◆ WHAT NEEDS TO BE DONE: What is needed is an exact copy of every entry below, with the pictures left out.

◆ RECORD EXCERPTS:
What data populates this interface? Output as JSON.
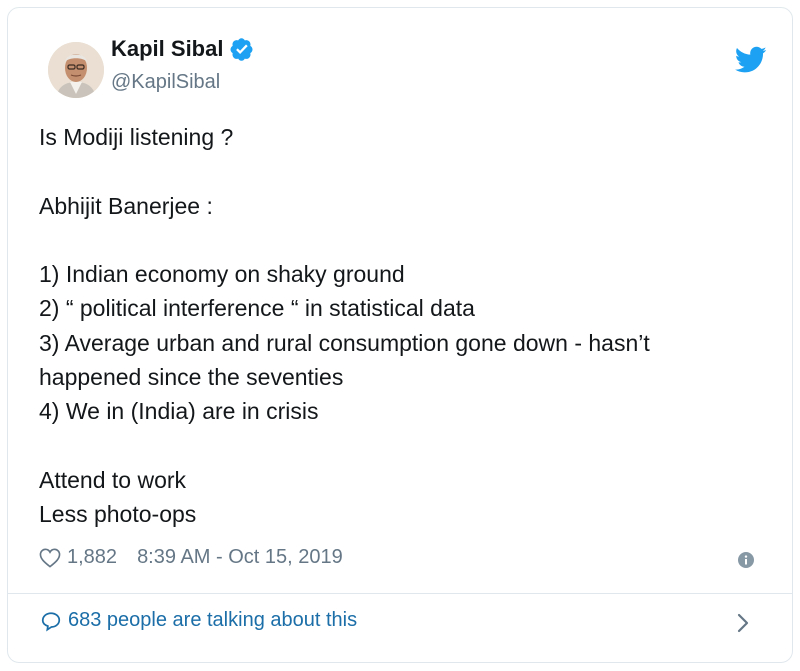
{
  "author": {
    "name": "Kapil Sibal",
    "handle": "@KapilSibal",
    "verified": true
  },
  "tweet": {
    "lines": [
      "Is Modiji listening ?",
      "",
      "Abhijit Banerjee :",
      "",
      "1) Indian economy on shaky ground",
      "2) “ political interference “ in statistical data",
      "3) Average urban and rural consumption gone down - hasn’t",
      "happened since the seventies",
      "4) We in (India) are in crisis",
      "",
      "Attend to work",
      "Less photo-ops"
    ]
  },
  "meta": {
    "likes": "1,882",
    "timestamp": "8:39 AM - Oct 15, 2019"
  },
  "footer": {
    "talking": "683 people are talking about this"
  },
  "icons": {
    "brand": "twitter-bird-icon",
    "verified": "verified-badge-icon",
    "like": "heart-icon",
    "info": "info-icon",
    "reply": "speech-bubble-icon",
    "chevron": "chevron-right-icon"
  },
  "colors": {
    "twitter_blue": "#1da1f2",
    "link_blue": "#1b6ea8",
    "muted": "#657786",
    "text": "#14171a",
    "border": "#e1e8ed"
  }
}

◆ RESULT FOR THIS EXERCISE:
What data populates this interface? Output as JSON.
{
  "author": {
    "name": "Kapil Sibal",
    "handle": "@KapilSibal",
    "verified": true
  },
  "tweet": {
    "lines": [
      "Is Modiji listening ?",
      "",
      "Abhijit Banerjee :",
      "",
      "1) Indian economy on shaky ground",
      "2) “ political interference “ in statistical data",
      "3) Average urban and rural consumption gone down - hasn’t",
      "happened since the seventies",
      "4) We in (India) are in crisis",
      "",
      "Attend to work",
      "Less photo-ops"
    ]
  },
  "meta": {
    "likes": "1,882",
    "timestamp": "8:39 AM - Oct 15, 2019"
  },
  "footer": {
    "talking": "683 people are talking about this"
  },
  "icons": {
    "brand": "twitter-bird-icon",
    "verified": "verified-badge-icon",
    "like": "heart-icon",
    "info": "info-icon",
    "reply": "speech-bubble-icon",
    "chevron": "chevron-right-icon"
  },
  "colors": {
    "twitter_blue": "#1da1f2",
    "link_blue": "#1b6ea8",
    "muted": "#657786",
    "text": "#14171a",
    "border": "#e1e8ed"
  }
}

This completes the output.